Your objective:
In the copy, keep every record exact and leave out all images.

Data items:
○ ○ ○

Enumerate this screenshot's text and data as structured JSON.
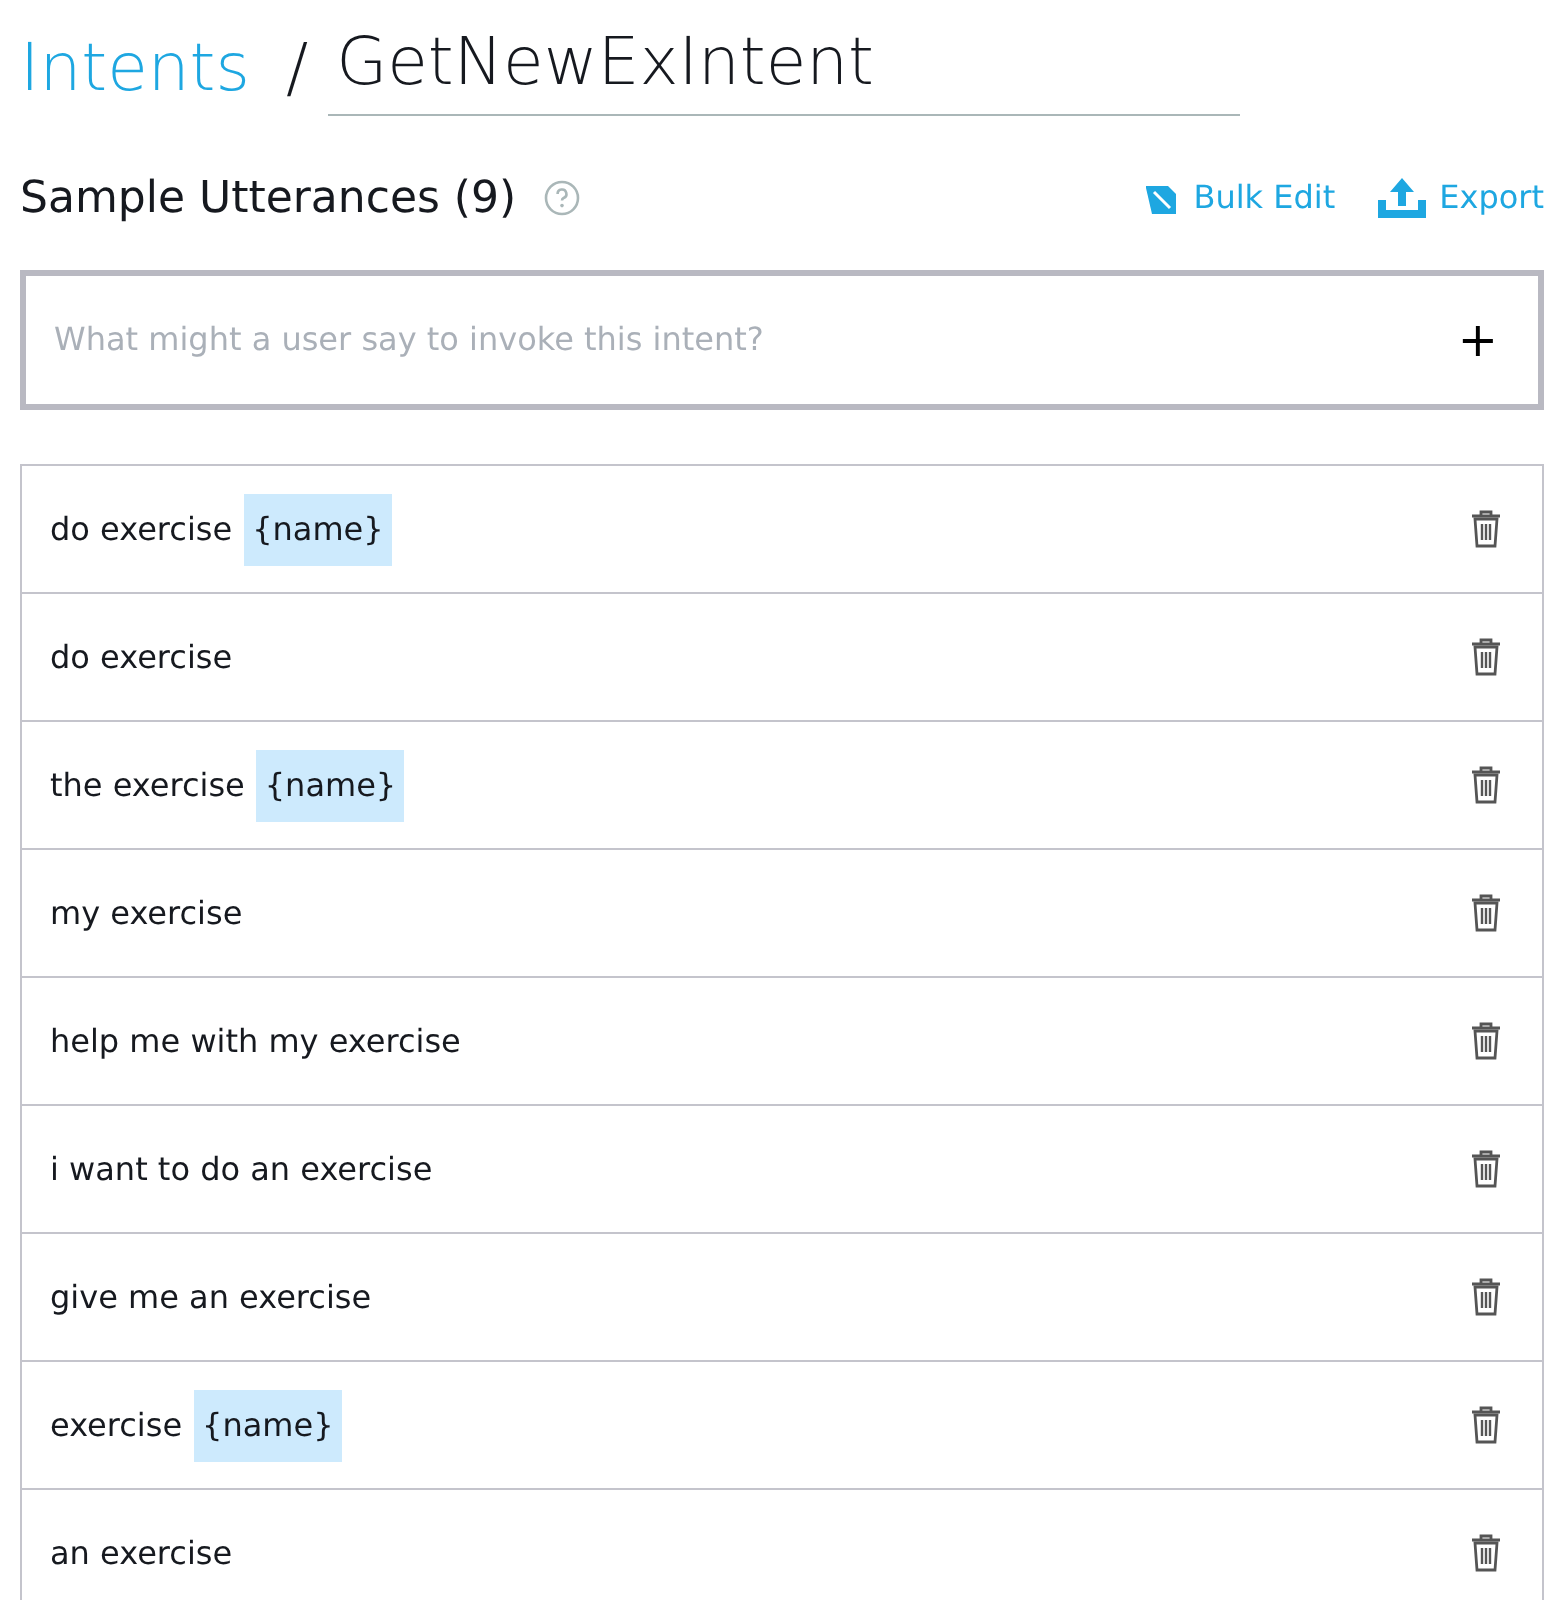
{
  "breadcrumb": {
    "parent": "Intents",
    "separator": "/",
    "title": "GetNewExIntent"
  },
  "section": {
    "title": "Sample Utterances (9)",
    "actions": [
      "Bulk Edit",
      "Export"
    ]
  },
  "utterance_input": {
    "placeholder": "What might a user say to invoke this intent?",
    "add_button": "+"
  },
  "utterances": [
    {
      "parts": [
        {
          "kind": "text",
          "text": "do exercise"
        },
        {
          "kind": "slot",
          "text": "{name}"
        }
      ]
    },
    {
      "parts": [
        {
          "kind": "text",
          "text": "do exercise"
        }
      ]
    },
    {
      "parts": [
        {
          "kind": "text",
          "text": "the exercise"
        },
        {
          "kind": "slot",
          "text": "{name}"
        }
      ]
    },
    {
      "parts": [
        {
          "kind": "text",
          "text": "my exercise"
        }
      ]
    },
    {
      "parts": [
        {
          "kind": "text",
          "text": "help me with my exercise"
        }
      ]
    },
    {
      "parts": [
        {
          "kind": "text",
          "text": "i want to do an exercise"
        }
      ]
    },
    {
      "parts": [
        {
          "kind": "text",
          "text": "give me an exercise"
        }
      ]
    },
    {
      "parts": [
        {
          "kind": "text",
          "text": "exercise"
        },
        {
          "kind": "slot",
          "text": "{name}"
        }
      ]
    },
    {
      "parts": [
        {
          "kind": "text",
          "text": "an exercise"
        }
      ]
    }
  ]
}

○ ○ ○

Output of the task:
Enumerate this screenshot's text and data as structured JSON.
{
  "breadcrumb": {
    "parent": "Intents",
    "separator": "/",
    "title": "GetNewExIntent"
  },
  "section": {
    "title": "Sample Utterances (9)",
    "actions": [
      "Bulk Edit",
      "Export"
    ]
  },
  "utterance_input": {
    "placeholder": "What might a user say to invoke this intent?",
    "add_button": "+"
  },
  "utterances": [
    {
      "parts": [
        {
          "kind": "text",
          "text": "do exercise"
        },
        {
          "kind": "slot",
          "text": "{name}"
        }
      ]
    },
    {
      "parts": [
        {
          "kind": "text",
          "text": "do exercise"
        }
      ]
    },
    {
      "parts": [
        {
          "kind": "text",
          "text": "the exercise"
        },
        {
          "kind": "slot",
          "text": "{name}"
        }
      ]
    },
    {
      "parts": [
        {
          "kind": "text",
          "text": "my exercise"
        }
      ]
    },
    {
      "parts": [
        {
          "kind": "text",
          "text": "help me with my exercise"
        }
      ]
    },
    {
      "parts": [
        {
          "kind": "text",
          "text": "i want to do an exercise"
        }
      ]
    },
    {
      "parts": [
        {
          "kind": "text",
          "text": "give me an exercise"
        }
      ]
    },
    {
      "parts": [
        {
          "kind": "text",
          "text": "exercise"
        },
        {
          "kind": "slot",
          "text": "{name}"
        }
      ]
    },
    {
      "parts": [
        {
          "kind": "text",
          "text": "an exercise"
        }
      ]
    }
  ]
}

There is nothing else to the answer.